                Using action verbs to describe the expected outcome or behavior will help you characterize each component even further. Using our S.M.A.R.T. goal stated above, we can break it down further. "By the end of week 12, participants should achieve five to 15 pounds weight loss by meeting with a registered dietitian for all three consultation appointments and attending all exercise sessions with the personal trainer." By the end of week 12, participants should achieve reduced stress levels by attending six yoga classes and using their massage session included in the price of the program. By including yoga and massage into the program, we are beginning to treat the person and teach important behaviors that they will want to implement in their own lives. By including some form of stress reduction technique into our wellness programs, we are beginning to address the importance of mental and emotional health.


    Creating Your Marketing Plan

                Marketing is key for the success of your wellness program. Knowing where to start is the challenge. There is no single right or wrong way to write a marketing plan; however, every plan should have a situation analysis, marketing strategy, sales forecast and expense budget.


    Questions to consider when creating your marketing plan are:


  • What is the specific behavior you want to impact?


  • What specific audiences do you want to target?


  • Will this audience identify with the need to change their behavior?


  • What objections might the target audience have to changing their behavior?
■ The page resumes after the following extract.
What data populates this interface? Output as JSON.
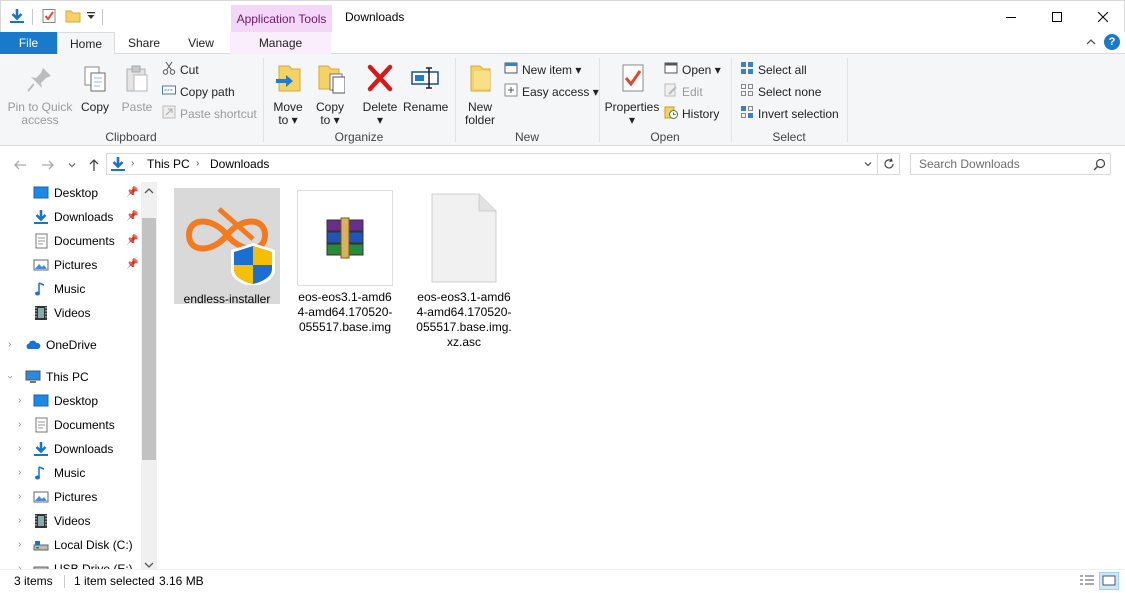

How can you overcome those barriers?


  • What promotion methods will be most effective with your target audience?


  • What are your competitors doing?

                The more information you gather about your market, the greater advantage you will have when it comes to the success of your wellness programs.


    Program Evaluations

                The purpose of evaluations is to set up a feedback system for ongoing monitoring and improvement of the program. There are several ways to evaluate a program, but getting both internal and external evaluations will help judge the effectiveness, cost, efficiency and success of the program. The external evaluation is where participants provide their feedback about the program. The programming team completes the internal evaluation where they are able to assess which of the goals were achieved and how well it was done and make suggestions for improvement.

                All evaluations have no value unless the results are used to improve any interventions of the program. This necessary step, however, is commonly overlooked. For programs, all reports should include not only the evaluation outcome and reports of progress but also a detailed explanation of how those results were used to strengthen, refine or revise the program.

                By executing results-oriented wellness programs in your facility, you create more energetic and positive members, which will provide meaningful gains for your facility or organization. Good luck planning your wellness programs!